Only lines containing "title" are wanted from the data below. Copy those lines.

______________________________

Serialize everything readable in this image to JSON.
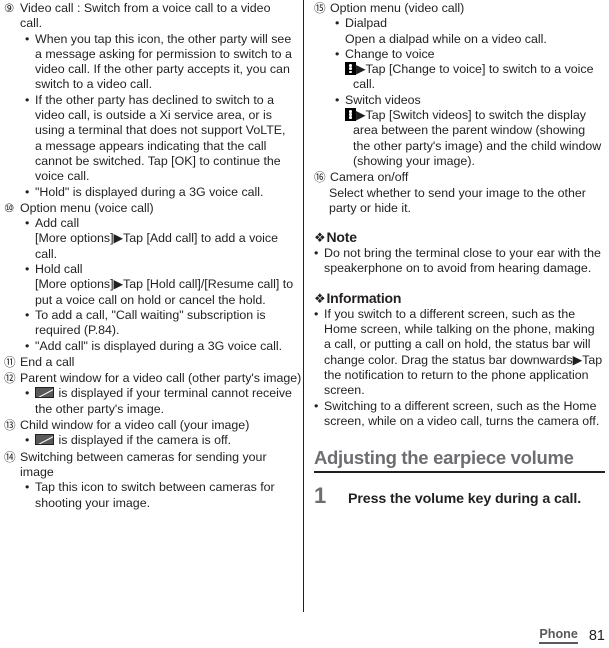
{
  "document": {
    "footer": {
      "chapter": "Phone",
      "page_number": "81"
    }
  },
  "left_column": {
    "items": [
      {
        "marker": "⑨",
        "title": "Video call : Switch from a voice call to a video call.",
        "bullets": [
          "When you tap this icon, the other party will see a message asking for permission to switch to a video call. If the other party accepts it, you can switch to a video call.",
          "If the other party has declined to switch to a video call, is outside a Xi service area, or is using a terminal that does not support VoLTE, a message appears indicating that the call cannot be switched. Tap [OK] to continue the voice call.",
          "\"Hold\" is displayed during a 3G voice call."
        ]
      },
      {
        "marker": "⑩",
        "title": "Option menu (voice call)",
        "bullets": [
          "Add call",
          "Hold call",
          "To add a call, \"Call waiting\" subscription is required (P.84).",
          "\"Add call\" is displayed during a 3G voice call."
        ],
        "sub_add_call": "[More options]▶Tap [Add call] to add a voice call.",
        "sub_hold_call": "[More options]▶Tap [Hold call]/[Resume call] to put a voice call on hold or cancel the hold."
      },
      {
        "marker": "⑪",
        "title": "End a call"
      },
      {
        "marker": "⑫",
        "title": "Parent window for a video call (other party's image)",
        "bullet_icon_name": "no-image-icon",
        "bullet_text": "is displayed if your terminal cannot receive the other party's image."
      },
      {
        "marker": "⑬",
        "title": "Child window for a video call (your image)",
        "bullet_icon_name": "no-image-icon",
        "bullet_text": "is displayed if the camera is off."
      },
      {
        "marker": "⑭",
        "title": "Switching between cameras for sending your image",
        "bullets": [
          "Tap this icon to switch between cameras for shooting your image."
        ]
      }
    ]
  },
  "right_column": {
    "items": [
      {
        "marker": "⑮",
        "title": "Option menu (video call)",
        "dialpad_label": "Dialpad",
        "dialpad_desc": "Open a dialpad while on a video call.",
        "change_to_voice_label": "Change to voice",
        "change_to_voice_desc": "▶Tap [Change to voice] to switch to a voice call.",
        "switch_videos_label": "Switch videos",
        "switch_videos_desc": "▶Tap [Switch videos] to switch the display area between the parent window (showing the other party's image) and the child window (showing your image)."
      },
      {
        "marker": "⑯",
        "title": "Camera on/off",
        "desc": "Select whether to send your image to the other party or hide it."
      }
    ],
    "note": {
      "symbol": "❖",
      "heading": "Note",
      "bullets": [
        "Do not bring the terminal close to your ear with the speakerphone on to avoid from hearing damage."
      ]
    },
    "information": {
      "symbol": "❖",
      "heading": "Information",
      "bullets": [
        "If you switch to a different screen, such as the Home screen, while talking on the phone, making a call, or putting a call on hold, the status bar will change color. Drag the status bar downwards▶Tap the notification to return to the phone application screen.",
        "Switching to a different screen, such as the Home screen, while on a video call, turns the camera off."
      ]
    },
    "section": {
      "title": "Adjusting the earpiece volume",
      "step_number": "1",
      "step_text": "Press the volume key during a call."
    }
  }
}
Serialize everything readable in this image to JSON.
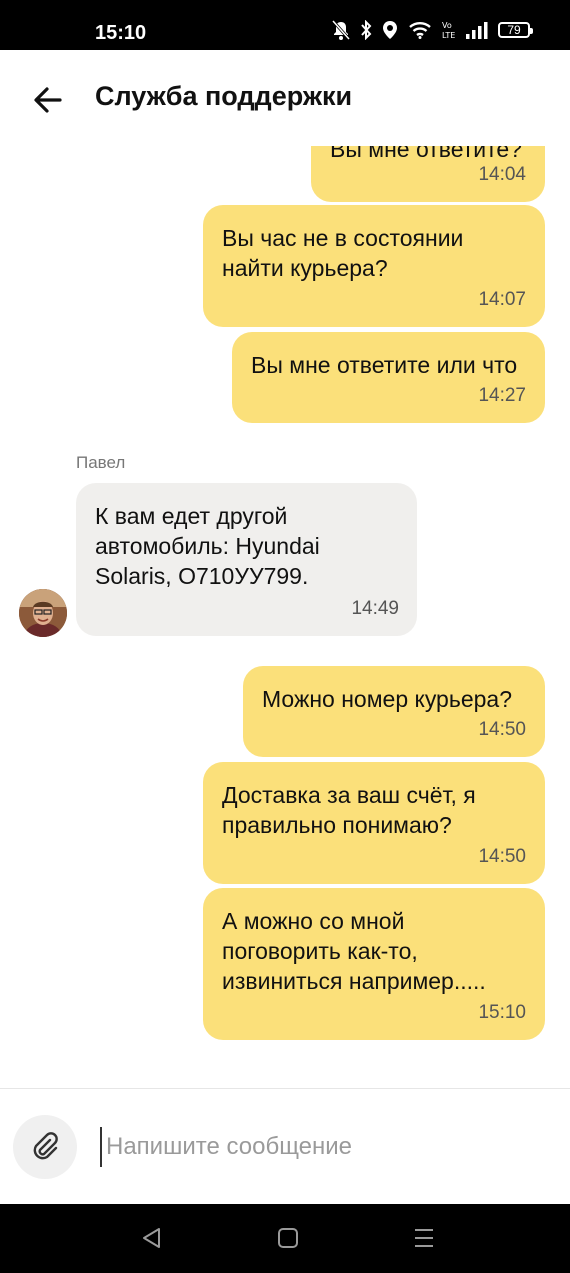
{
  "status_bar": {
    "time": "15:10",
    "battery": "79",
    "icons": [
      "bell-off-icon",
      "bluetooth-icon",
      "location-icon",
      "wifi-icon",
      "volte-icon",
      "signal-icon",
      "battery-icon"
    ]
  },
  "header": {
    "back_icon": "arrow-left-icon",
    "title": "Служба поддержки"
  },
  "messages": [
    {
      "direction": "out",
      "text": "Вы мне ответите?",
      "time": "14:04"
    },
    {
      "direction": "out",
      "text": "Вы час не в состоянии найти курьера?",
      "time": "14:07"
    },
    {
      "direction": "out",
      "text": "Вы мне ответите или что",
      "time": "14:27"
    },
    {
      "direction": "in",
      "sender": "Павел",
      "text": "К вам едет другой автомобиль: Hyundai Solaris, О710УУ799.",
      "time": "14:49"
    },
    {
      "direction": "out",
      "text": "Можно номер курьера?",
      "time": "14:50"
    },
    {
      "direction": "out",
      "text": "Доставка за ваш счёт, я правильно понимаю?",
      "time": "14:50"
    },
    {
      "direction": "out",
      "text": "А можно со мной поговорить как-то, извиниться например.....",
      "time": "15:10"
    }
  ],
  "composer": {
    "attach_icon": "paperclip-icon",
    "placeholder": "Напишите сообщение",
    "value": ""
  },
  "nav_bar": {
    "buttons": [
      "back-triangle-icon",
      "home-square-icon",
      "menu-lines-icon"
    ]
  },
  "colors": {
    "outgoing_bubble": "#fbe07a",
    "incoming_bubble": "#f0efed",
    "status_bar": "#000000"
  }
}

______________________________

RESPONSE AREA:
        "title": "Video call : Switch from a voice call to a video call.",
        "title": "Option menu (voice call)",
        "title": "End a call"
        "title": "Parent window for a video call (other party's image)",
        "title": "Child window for a video call (your image)",
        "title": "Switching between cameras for sending your image",
        "title": "Option menu (video call)",
        "title": "Camera on/off",
      "title": "Adjusting the earpiece volume",
    "title": "Служба поддержки"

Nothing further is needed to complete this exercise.